Declan Rice and Kalvin Phillips have performed admirably throughout the tournament, but there have been calls in the last few days to bring Jordan Henderson back into the fold now that he is back to full fitness.

Italy will line up with an impressive midfield three – most likely of Marco Verratti, Jorginho and Nicolo Barella – meaning the midfield two of England are going to have their work cut out.

They will need more control of the ball, and to cover every blade of grass if they are to be successful against the most impressive team of the tournament. In the opening 45 minutes against Denmark, the pair didn’t provide enough protection to the back-line and were ponderous in bringing the ball out from the defence.

Declan Rice (right) and Kalvin Phillips (left) have been instrumental but this is their biggest test

Better use of subs

Heading into the final, and after an extra 30 minutes of football on Wednesday night, there are set to be some tired legs among that England camp. Harry Kane, for example, has played 64 games for club and country in an endlessly long season, and has covered 37 miles at the Euros. He’s by no means top of the charts, either.

Against Denmark, Southgate didn’t make his first substitution until the 69th minute, with the second only coming five minutes into extra time. At that point, their opponents had already made five changes.

That is not to say that Southgate made any wrong decisions – let me be clear on that – but substitutions will be key in the final. Players will be flagging, and it will be the most intense match of their lives, so the management team have to look after them and utilise the incredible squad depth that England are so lucky to have. 

Southgate will need to use his substitutes wisely against Italy in Sunday’s huge showdown

Be more clinical in front of goal

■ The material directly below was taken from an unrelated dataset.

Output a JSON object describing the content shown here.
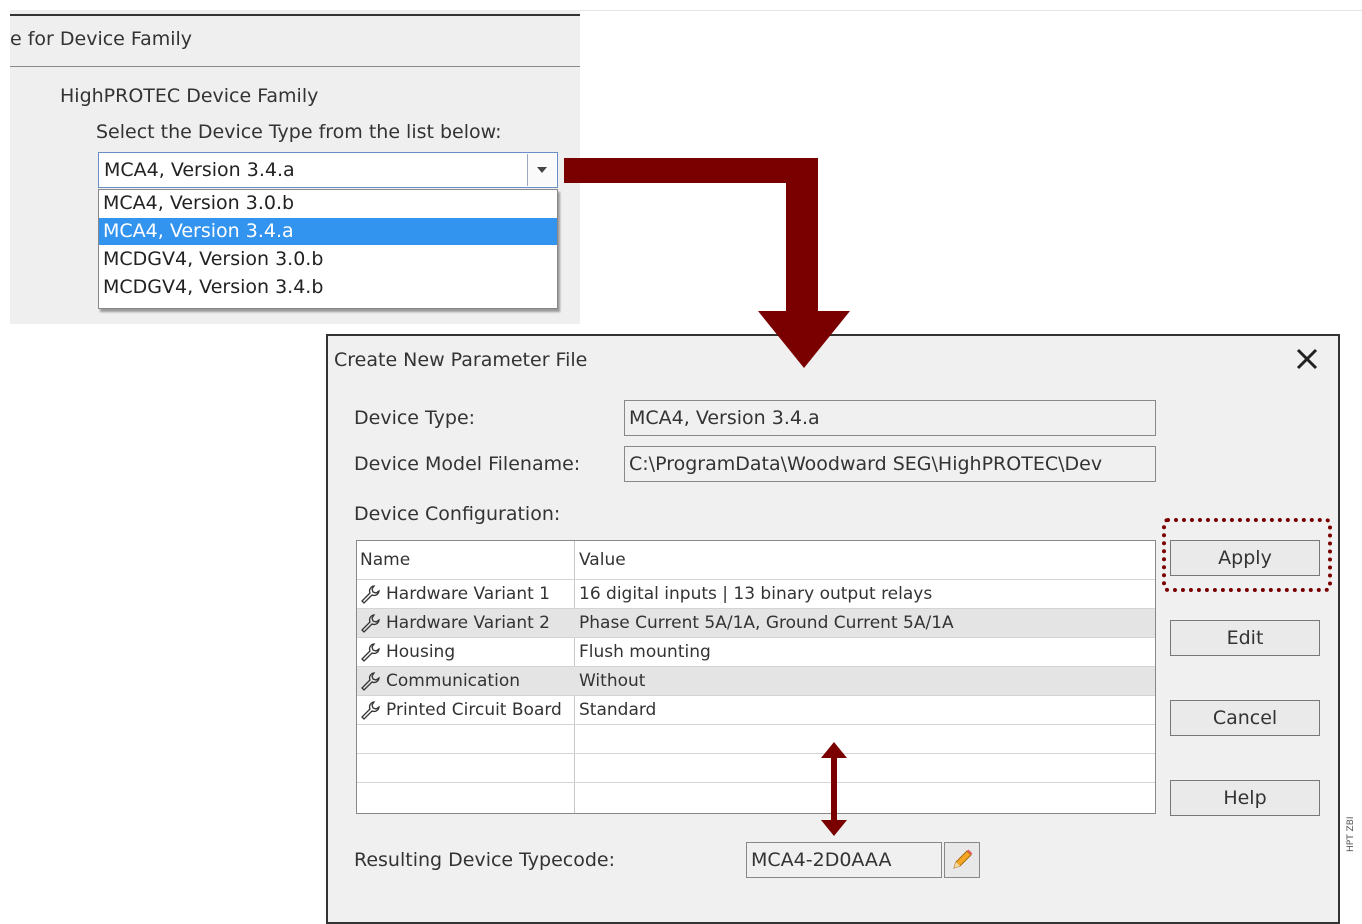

Sounds easy, doesn’t it? Against Denmark, England had 20 shots… yes, twenty. From that, only two goals were scored, and one of them came from the rebound of a penalty. In the final, the Three Lions will have to take their chances… because you just know that Italy will take theirs.

Kane is the best striker in world football and Southgate is lucky to have him at his disposal… it is the biggest game of his life on Sunday and he will be absolutely desperate to write his name in history by getting on the scoresheet.

He has squandered a fair few opportunities throughout the tournament, not always performing to the level that he – and the rest of the country – would have hoped. But he appears to be coming good at the right time and if he can tuck away a chance or two against Italy, then we could be onto a winner. 

England had 20 shots against Denmark but only managed to score two goals in 120 minutes

Pickford and his distribution

England fans all know the qualities of Jordan Pickford, but the limitations and worries are also clear for all to see. He just has a *moment* in him. Against Denmark, he twice gave the ball away needlessly and piled unnecessary pressure onto the team.

In the big occasions, he is prone to a mistake and he must keep his head on Sunday night. His distribution has to be spot on, ensuring his out-ball is helping to create chances for England rather than putting his defenders under pressure.

There is no longer any question marks over whether he is England’s No 1, but now is the time for him to step up and prove that is a world-class keeper. He will be replaying the Denmark free-kick in his mind wondering if he could have done more – but now is the time to look ahead and not back. Sunday will define his career. 

Jordan Pickford is an excellent goalkeeper but is at times guilty of a mistake on a big occasion

Share this article

Source: Read Full Article